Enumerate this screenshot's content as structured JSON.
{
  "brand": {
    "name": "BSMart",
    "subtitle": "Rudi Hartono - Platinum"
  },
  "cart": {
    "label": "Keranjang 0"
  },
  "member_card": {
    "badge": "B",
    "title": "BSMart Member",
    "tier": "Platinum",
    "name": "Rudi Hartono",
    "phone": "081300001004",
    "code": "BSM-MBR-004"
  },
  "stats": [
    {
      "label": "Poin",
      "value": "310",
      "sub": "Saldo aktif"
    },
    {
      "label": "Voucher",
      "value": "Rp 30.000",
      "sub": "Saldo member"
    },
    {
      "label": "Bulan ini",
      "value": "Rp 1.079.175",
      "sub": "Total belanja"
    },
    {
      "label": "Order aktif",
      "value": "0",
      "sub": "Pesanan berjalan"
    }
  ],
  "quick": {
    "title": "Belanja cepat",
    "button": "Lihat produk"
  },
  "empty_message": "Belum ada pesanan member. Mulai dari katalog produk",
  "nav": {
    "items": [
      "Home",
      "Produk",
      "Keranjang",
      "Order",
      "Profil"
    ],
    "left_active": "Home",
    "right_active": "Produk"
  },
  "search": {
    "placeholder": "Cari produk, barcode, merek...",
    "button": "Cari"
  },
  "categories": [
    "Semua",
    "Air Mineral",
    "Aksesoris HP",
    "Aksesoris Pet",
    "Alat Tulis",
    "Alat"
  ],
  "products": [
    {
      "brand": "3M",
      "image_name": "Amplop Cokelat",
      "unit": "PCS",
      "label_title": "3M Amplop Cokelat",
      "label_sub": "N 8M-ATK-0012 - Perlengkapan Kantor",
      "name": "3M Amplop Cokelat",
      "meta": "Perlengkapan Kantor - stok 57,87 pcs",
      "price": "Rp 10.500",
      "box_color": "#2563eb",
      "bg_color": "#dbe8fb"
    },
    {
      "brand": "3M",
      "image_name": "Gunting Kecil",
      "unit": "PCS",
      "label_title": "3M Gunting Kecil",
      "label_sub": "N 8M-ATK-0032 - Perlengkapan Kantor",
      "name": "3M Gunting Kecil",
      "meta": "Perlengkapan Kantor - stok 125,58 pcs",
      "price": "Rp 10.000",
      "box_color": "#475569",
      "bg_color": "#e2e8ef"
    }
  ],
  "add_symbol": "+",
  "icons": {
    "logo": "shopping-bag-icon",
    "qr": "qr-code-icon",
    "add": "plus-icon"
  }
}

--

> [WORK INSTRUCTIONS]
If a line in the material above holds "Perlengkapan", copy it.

> [FINAL ANSWER]
      "label_sub": "N 8M-ATK-0012 - Perlengkapan Kantor",
      "meta": "Perlengkapan Kantor - stok 57,87 pcs",
      "label_sub": "N 8M-ATK-0032 - Perlengkapan Kantor",
      "meta": "Perlengkapan Kantor - stok 125,58 pcs",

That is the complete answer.